Don't you think it's dangerous for all of Ireland to be so dependent on one food source?
The 'Potato Blight'
In Ireland, the potato became very popular because it produced more food per acre than any other crops. No one knows how the potato ended up in Ireland but some believe it was the famous English explorer, Sir Walter Raleigh while others think that the potato washed up on the beaches from the shipwreck, Spanish Armada.
Effects of the Potato Famine
The potato caused the country’s population to increase from less than 3 million to 8 million. Some people tried to warn others that it was dangerous for so many people to depend on one crop but no one listened.
Leaving from Liverpool
In the harvest of 1845, nearly half of the potato crop was destroyed by the strange disease, ‘potato blight’. The blight was the fungus Phytophthora infestans which turn potatoes into a soggy and inedible mess that smells badly. This blight caused a famine in Ireland.
Life for the emigrants when they arrived in America
Modern historians and statisticians estimate that between 500,000 and 1,100,000 Irish people died from the famine. Over one million Irish migrated, mostly to America and Canada plus Australia and NZ. But many died on the traveling boats because the conditions were so crowded and dirty. (This is why the ships were called“coffin ships”).
Many Irish emigrants for the USA left through Liverpool. People from all over Ireland leaving for the USA met in the Liverpool waterfront where, in a sense, all of Ireland’s starving people met for the first time and witnessed their common situation. Rags, disease, and the ravages of hunger were among the signs attached to them.

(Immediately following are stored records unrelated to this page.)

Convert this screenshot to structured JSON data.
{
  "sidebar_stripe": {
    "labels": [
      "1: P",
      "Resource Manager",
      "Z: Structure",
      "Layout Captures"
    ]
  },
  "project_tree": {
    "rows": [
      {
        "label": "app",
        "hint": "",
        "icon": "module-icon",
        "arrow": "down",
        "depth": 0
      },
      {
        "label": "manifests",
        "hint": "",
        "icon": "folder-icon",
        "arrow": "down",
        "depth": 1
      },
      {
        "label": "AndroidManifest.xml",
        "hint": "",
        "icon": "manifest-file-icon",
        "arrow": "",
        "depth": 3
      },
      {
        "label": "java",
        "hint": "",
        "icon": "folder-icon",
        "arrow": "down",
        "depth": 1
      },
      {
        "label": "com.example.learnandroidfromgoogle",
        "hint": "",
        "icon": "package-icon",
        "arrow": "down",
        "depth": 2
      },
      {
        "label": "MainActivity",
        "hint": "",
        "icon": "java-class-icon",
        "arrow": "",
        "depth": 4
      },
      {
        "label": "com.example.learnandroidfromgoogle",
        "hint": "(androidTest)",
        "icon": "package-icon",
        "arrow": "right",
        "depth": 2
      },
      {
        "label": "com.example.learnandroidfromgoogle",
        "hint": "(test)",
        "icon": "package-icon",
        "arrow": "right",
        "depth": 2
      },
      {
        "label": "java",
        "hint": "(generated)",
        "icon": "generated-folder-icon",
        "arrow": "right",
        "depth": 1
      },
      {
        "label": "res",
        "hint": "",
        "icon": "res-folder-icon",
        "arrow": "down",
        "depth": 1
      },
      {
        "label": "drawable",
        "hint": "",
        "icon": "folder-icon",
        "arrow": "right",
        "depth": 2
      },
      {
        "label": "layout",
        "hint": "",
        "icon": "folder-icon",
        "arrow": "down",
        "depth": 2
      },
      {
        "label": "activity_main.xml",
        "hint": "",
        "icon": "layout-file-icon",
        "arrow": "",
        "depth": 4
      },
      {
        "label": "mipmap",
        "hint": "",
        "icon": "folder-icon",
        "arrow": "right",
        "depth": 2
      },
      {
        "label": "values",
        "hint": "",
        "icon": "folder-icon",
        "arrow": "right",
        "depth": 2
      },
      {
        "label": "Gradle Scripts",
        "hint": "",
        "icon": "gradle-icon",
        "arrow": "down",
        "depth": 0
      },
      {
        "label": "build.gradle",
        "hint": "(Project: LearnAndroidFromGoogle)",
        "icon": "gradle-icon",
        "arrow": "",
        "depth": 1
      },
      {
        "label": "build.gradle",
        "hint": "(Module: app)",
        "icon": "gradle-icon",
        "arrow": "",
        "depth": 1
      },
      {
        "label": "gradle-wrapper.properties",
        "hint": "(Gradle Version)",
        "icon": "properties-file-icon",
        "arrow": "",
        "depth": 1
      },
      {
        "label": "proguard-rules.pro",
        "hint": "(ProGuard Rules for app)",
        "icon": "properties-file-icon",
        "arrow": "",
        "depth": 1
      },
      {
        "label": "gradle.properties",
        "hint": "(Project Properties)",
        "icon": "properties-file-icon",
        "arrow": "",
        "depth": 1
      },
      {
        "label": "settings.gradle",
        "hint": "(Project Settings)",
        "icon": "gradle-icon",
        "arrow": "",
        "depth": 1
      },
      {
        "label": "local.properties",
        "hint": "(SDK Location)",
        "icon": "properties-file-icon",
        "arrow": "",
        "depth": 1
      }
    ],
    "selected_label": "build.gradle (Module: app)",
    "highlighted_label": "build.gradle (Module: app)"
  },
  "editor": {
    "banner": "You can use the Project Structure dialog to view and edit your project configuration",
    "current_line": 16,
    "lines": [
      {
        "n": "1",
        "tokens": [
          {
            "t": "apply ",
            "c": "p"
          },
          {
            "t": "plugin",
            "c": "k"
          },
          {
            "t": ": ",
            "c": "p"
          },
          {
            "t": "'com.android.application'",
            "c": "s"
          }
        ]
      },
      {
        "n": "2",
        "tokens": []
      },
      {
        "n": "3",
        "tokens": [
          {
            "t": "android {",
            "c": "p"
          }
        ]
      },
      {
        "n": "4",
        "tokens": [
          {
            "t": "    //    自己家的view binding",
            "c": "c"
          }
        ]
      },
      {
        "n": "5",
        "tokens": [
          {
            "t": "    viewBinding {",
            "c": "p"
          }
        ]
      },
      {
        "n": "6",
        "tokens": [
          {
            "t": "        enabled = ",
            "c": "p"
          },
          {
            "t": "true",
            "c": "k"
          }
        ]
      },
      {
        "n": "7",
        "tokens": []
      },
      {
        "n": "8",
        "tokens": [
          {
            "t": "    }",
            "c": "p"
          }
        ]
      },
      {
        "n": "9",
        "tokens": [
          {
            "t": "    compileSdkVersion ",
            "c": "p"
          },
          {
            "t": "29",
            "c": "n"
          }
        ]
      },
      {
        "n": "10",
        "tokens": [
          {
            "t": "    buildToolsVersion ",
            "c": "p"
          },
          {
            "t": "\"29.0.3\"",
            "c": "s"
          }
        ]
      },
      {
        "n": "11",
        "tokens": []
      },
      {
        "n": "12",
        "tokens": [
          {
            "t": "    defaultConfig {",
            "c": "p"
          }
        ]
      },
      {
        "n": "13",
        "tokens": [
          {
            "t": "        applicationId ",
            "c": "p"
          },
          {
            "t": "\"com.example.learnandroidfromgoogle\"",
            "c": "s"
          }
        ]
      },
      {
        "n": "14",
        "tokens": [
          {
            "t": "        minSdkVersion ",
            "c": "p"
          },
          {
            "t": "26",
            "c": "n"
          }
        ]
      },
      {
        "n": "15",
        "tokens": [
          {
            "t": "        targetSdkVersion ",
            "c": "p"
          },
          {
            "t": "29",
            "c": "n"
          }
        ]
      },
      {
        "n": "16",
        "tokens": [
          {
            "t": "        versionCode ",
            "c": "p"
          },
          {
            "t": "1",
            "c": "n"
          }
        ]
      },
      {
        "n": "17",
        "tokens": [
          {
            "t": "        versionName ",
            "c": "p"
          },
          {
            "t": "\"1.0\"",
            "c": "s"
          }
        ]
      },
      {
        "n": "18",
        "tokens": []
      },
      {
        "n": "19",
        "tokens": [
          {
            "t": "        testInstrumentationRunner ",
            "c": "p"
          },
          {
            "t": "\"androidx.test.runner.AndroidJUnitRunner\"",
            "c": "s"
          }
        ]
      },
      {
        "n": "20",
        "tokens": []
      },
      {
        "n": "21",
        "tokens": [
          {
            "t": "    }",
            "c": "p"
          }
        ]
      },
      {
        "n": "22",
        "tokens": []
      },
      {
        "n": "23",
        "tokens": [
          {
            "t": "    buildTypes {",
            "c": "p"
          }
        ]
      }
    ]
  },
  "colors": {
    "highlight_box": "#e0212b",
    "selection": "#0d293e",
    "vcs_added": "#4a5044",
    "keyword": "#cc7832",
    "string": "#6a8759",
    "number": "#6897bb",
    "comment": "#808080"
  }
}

Though life in Ireland was cruel, emigrating to America was not a joyful event and was referred to as the “American Wake”. Those who pursued this path did so only because they knew their future in Ireland would only be more poverty, disease, and English oppression. Soon America became their dream and some described it as the "Golden Door."